Yet polyester sweaters release micro-plastics when being washed. This polluted water is increasingly threatening aquatic life. Not to mention that polyester is made from petroleum - and the impact that this has on the environment is quite self-explanatory. Same with the production of faux leather shoes: as they are made from PVC or PU, the process needs chemicals, plastics and dyes that pollute the groundwater, poisoning animals and entire ecosystems. Then, of course, there remains the question of how long these synthetic products take to decompose and what negative effects they then still have – long after our use – on nature and animals. In this technically-true scenario, "vegan fashion" should not even be labeled as vegan.

How durable is vegan fashion?

Another aspect of sustainability is of course the quality and longevity of a product.
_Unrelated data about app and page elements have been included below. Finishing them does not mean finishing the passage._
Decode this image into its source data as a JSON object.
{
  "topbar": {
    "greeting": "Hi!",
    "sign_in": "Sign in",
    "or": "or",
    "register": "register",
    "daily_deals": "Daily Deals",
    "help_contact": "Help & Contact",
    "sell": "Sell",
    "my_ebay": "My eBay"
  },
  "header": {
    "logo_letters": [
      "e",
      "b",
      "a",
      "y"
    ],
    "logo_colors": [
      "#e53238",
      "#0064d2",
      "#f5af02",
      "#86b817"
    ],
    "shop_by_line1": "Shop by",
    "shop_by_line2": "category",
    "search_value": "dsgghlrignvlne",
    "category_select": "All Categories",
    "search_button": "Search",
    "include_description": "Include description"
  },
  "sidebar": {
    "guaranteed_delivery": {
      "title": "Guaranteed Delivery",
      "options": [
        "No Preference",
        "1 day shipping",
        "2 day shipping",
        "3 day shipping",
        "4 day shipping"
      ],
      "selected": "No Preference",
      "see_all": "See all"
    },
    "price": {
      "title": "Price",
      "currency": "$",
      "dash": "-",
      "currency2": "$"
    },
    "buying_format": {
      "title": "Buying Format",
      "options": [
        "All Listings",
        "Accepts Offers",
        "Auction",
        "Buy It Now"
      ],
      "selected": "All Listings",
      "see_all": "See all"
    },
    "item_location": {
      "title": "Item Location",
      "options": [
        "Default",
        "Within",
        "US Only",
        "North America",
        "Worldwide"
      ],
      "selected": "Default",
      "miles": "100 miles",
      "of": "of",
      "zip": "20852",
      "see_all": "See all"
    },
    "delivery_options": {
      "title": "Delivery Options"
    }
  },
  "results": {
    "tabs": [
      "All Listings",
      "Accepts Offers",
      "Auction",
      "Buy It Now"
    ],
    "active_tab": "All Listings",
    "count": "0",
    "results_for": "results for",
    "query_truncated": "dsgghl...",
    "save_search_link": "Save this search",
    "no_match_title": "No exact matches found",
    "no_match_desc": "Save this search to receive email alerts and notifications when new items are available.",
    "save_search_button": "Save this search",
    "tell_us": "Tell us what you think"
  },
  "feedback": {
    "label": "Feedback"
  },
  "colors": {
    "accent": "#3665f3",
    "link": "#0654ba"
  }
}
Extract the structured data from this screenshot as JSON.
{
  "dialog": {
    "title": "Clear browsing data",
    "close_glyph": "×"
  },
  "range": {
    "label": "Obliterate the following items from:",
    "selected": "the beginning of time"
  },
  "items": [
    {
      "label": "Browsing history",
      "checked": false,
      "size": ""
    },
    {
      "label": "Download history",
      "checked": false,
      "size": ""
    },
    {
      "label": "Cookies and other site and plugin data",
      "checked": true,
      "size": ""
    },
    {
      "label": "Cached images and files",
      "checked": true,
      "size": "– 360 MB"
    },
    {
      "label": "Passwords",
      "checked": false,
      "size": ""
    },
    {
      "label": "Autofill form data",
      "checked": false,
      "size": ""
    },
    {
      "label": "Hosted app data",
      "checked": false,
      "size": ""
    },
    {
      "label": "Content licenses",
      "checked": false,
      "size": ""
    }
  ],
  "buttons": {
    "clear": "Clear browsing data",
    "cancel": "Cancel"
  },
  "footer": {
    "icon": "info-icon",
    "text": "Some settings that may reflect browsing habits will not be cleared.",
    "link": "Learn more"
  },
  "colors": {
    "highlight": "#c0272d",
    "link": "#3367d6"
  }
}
After all, what is the point of an organic vegan product if it only lasts for one season and needs to be replaced, thus perpetuating consumerism and the buying of more stuff? A good example for this is pineapple leather as an alternative to animal leather. Although we are not supporters of standard leather – for obvious reasons – it is considered an extremely durable, long-lasting and biodegradable product. Pineapple leather, on the other hand, is a material that is far less durable – even if its production is theoretically more ethical and environmentally friendly.

Luckily, plant-based leather alternatives are improving by the day! You can now find vegan leather made from grapes, cacti, and even mushrooms. Mushroom leather is proving to be a particularly promising leather alternative and is even being used for shoes and handbags by brands like Hermés and Adidas.
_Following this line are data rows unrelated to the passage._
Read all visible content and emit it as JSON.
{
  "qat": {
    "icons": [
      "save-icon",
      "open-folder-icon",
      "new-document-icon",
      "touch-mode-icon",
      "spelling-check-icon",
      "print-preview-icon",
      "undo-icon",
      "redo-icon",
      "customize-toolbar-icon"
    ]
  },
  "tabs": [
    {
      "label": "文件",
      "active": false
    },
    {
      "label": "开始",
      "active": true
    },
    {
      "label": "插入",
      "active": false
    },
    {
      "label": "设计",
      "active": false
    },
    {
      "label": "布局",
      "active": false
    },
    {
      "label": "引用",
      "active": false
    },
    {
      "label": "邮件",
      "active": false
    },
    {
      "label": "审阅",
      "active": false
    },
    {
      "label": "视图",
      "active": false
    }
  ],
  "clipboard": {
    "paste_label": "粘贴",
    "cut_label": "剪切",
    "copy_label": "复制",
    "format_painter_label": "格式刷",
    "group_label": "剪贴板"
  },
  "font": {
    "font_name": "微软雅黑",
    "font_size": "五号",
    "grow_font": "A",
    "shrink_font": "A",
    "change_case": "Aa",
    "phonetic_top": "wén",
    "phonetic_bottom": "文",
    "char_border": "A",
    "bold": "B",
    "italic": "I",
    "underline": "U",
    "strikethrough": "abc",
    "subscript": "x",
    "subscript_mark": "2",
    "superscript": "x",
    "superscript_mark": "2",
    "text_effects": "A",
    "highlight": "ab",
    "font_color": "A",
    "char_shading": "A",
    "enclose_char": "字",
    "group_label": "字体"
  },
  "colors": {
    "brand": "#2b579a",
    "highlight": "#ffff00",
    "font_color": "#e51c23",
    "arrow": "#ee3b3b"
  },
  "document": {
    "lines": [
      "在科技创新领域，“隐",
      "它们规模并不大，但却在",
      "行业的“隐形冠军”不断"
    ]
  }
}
Does vegan mean fair?

Another question that remains is whether vegan fashion is fair? Of course it is fair for animals – and if the product is organic, it is also fair for the environment. But what about fair working conditions? After all, if a product is labeled as vegan because it contains no animal product, it doesn't necessarily mean that it was also produced in conditions that are socially acceptable. If we stand up for nature, we should also stand up for people. As a conclusion, besides the "vegan label", we recommend that you always look for additional seals that certify the product as sustainable and fair.

(Sustainable) Vegan Fashion: Our Definition

Many definitions explain that vegan clothing is primarily vegan if it is free of wool, leather and fur, but also horn, felt, down, mother-of-pearl and silk. Small things should also be taken into account, such as the brand patch on a pair of jeans, which is often made of leather. Again here, there’s more here than meets the eye: a pair of jeans, for example, should be considered environmentally harmful because of the immense water consumption and the toxic dyeing process. In short: the 'vegan' factors only cover part of the process.

In our humble opinion, fashion should therefore only be considered truly vegan when it not only excludes animal products but is also fairly produced and holistically eco-friendly. There are now a number of bio-based materials and plant-based silk, wool and leather alternatives that are sustainable in every aspect. And we expect (and hope) that these truly vegan alternatives are massively successful! You can read more about new technologies and bio-based materials here.


Between all the different labels like vegan, organic, fair, and sustainable, it's easy to lose track when it comes to sustainable fashion. Our conclusion is that vegan fashion alone – at least if you blindly trust the “vegan” label – isn’t always going to be eco-friendly. Fashion is a multifaceted industry with countless steps throughout the production chain that ought to be taken into account. But when combined with certifications and labels that additionally mark the product as fair and sustainable, vegan fashion is by far the most conscious and ethical choice for everyone. You can read about our own initiatives for more sustainability, fairer production and climate neutrality here.